    I used to drink Sugar Free Rockstars quite a bit. The convenience was nice, but after a while I had to stop, but that's more about me needing to back off of caffeine than any problem with the energy drink itself.

    I did have a nice drive from Vegas to Tucson one time where I left in the late morning and arrived in the evening, and all I ate/drank were three Sugar Free Rockstars, three Vicodin, and a tiny packet of beef jerky. With satellite radio, that was actually a fun drive.

  • Nazdrakke||

    I used to drink Sugar Free

    I admit I couldn't read past this phrase..

  • ||

    What makes it even better is that his handle is, in fact, derived from Sugar Free Rockstar.

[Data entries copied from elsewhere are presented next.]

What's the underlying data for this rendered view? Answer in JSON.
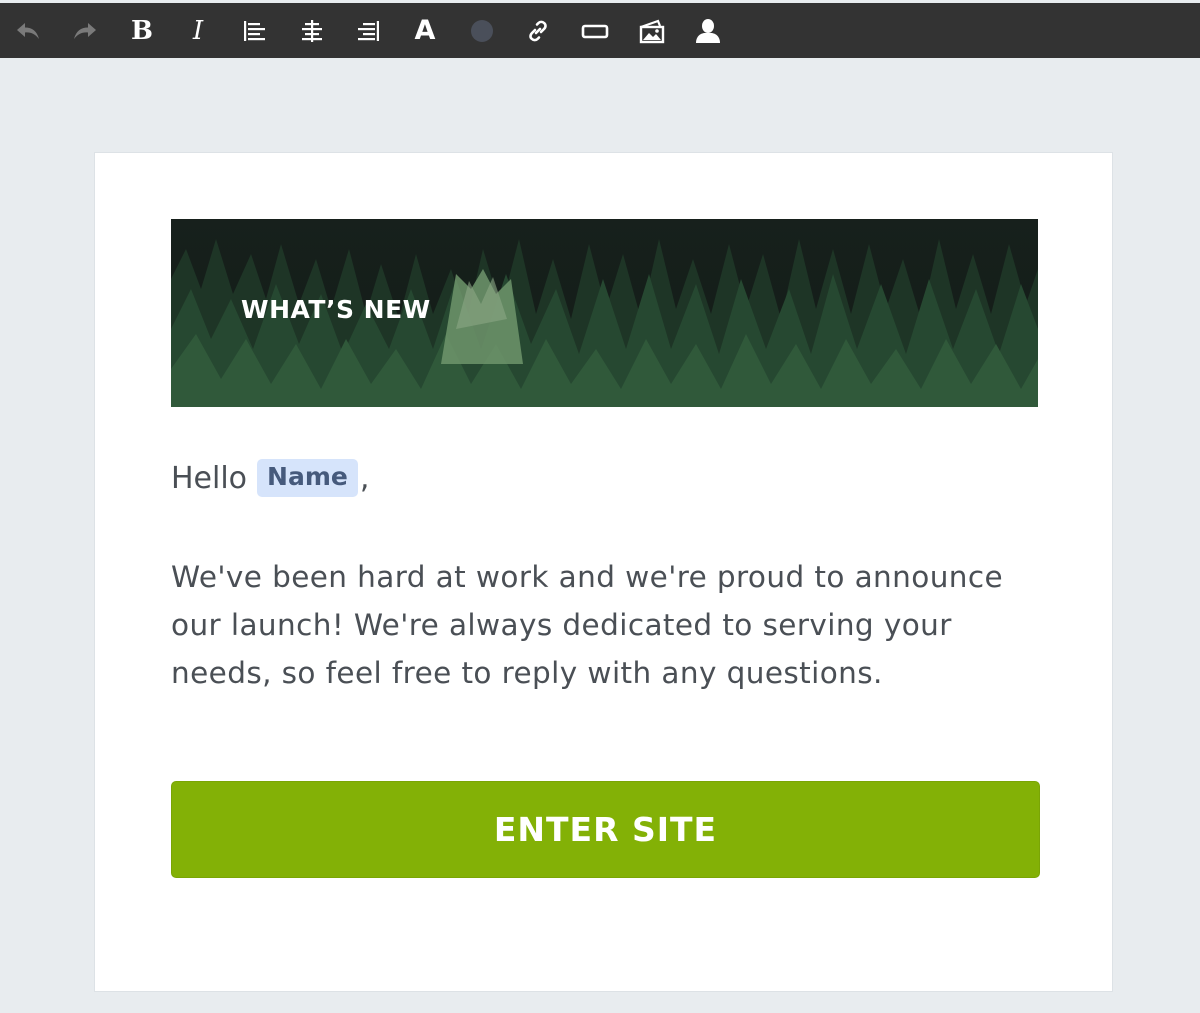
{
  "toolbar": {
    "buttons": [
      {
        "name": "undo-button",
        "icon": "undo-icon"
      },
      {
        "name": "redo-button",
        "icon": "redo-icon"
      },
      {
        "name": "bold-button",
        "icon": "bold-icon",
        "glyph": "B"
      },
      {
        "name": "italic-button",
        "icon": "italic-icon",
        "glyph": "I"
      },
      {
        "name": "align-left-button",
        "icon": "align-left-icon"
      },
      {
        "name": "align-center-button",
        "icon": "align-center-icon"
      },
      {
        "name": "align-right-button",
        "icon": "align-right-icon"
      },
      {
        "name": "font-button",
        "icon": "font-icon",
        "glyph": "A"
      },
      {
        "name": "text-color-button",
        "icon": "color-swatch-icon",
        "swatch": "#4a4f5a"
      },
      {
        "name": "link-button",
        "icon": "link-icon"
      },
      {
        "name": "insert-button-button",
        "icon": "button-block-icon"
      },
      {
        "name": "insert-image-button",
        "icon": "image-icon"
      },
      {
        "name": "merge-tag-button",
        "icon": "person-icon"
      }
    ],
    "disabled_color": "#7a7a7a",
    "background": "#333333"
  },
  "email": {
    "hero": {
      "title": "WHAT’S NEW"
    },
    "greeting": {
      "prefix": "Hello",
      "merge_tag": "Name",
      "suffix": ","
    },
    "body": "We've been hard at work and we're proud to announce our launch! We're always dedicated to serving your needs, so feel free to reply with any questions.",
    "cta": {
      "label": "ENTER SITE",
      "color": "#83b106"
    }
  },
  "colors": {
    "page_background": "#e8ecef",
    "card_background": "#ffffff",
    "text": "#4a4f55",
    "merge_tag_background": "#d6e4fb",
    "merge_tag_text": "#465a7c"
  }
}
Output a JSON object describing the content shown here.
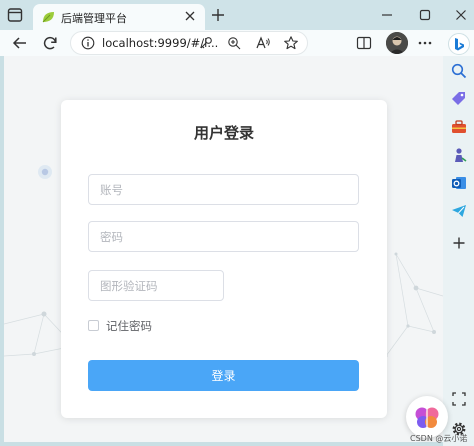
{
  "browser": {
    "tab_title": "后端管理平台",
    "url": "localhost:9999/#/l...",
    "accent": "#0f6cbd"
  },
  "icons": {
    "tab_actions": "tab-actions-icon",
    "favicon": "leaf-icon",
    "tab_close": "close-icon",
    "new_tab": "plus-icon",
    "back": "arrow-left-icon",
    "refresh": "refresh-icon",
    "info": "info-icon",
    "password_key": "key-icon",
    "zoom": "zoom-icon",
    "read_aloud": "read-aloud-icon",
    "favorite": "star-icon",
    "split": "split-screen-icon",
    "more": "more-icon",
    "copilot": "copilot-icon",
    "sidebar": [
      "search-icon",
      "tag-icon",
      "toolbox-icon",
      "chess-icon",
      "outlook-icon",
      "telegram-icon",
      "add-icon"
    ],
    "settings": "gear-icon",
    "screenshot": "screenshot-icon"
  },
  "login": {
    "title": "用户登录",
    "username_placeholder": "账号",
    "password_placeholder": "密码",
    "captcha_placeholder": "图形验证码",
    "remember_label": "记住密码",
    "submit_label": "登录",
    "button_color": "#4aa6f7"
  },
  "watermark": "CSDN @云小诺"
}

  • SugarFree||

    It is known.

  • ||

    I thought it was derived from his being retarded in the pancreas.

  • SugarFree||

    And now you know the rest of the story.

  • trshmnstr||

    I got hooked on the blue Monsters during senior design in college. It got to a point where I could fall asleep 30 minutes after chugging one. That's when you know it's time to go on a break. I was on a 2-3 drink a night binge for 3 weeks at that point. By then I was just pissing Monster.

  • Zeb||

    "There are concerns about the products' potential adverse side effects on heart function, especially in adolescents and young adults, but there is little or no regulation of energy drink sales."

    Well, I'm sure that is a true statement. As is "there are concerns that Jews use the blood of Christian children to make their matzoh".

  • Being Waterboarded||

    AND there are NO regulations of such blood use!

  • ||

  • Being Waterboarded||

    Sweet commercial... I bet it would work, too.

GET REASON MAGAZINE

Get Reason's print or digital edition before it’s posted online

  • Video Game Nation: How gaming is making America freer – and more fun.
  • Matt Welch: How the left turned against free speech.
  • Nothing Left to Cut? Congress can’t live within their means.
  • And much more.

SUBSCRIBE

advertisement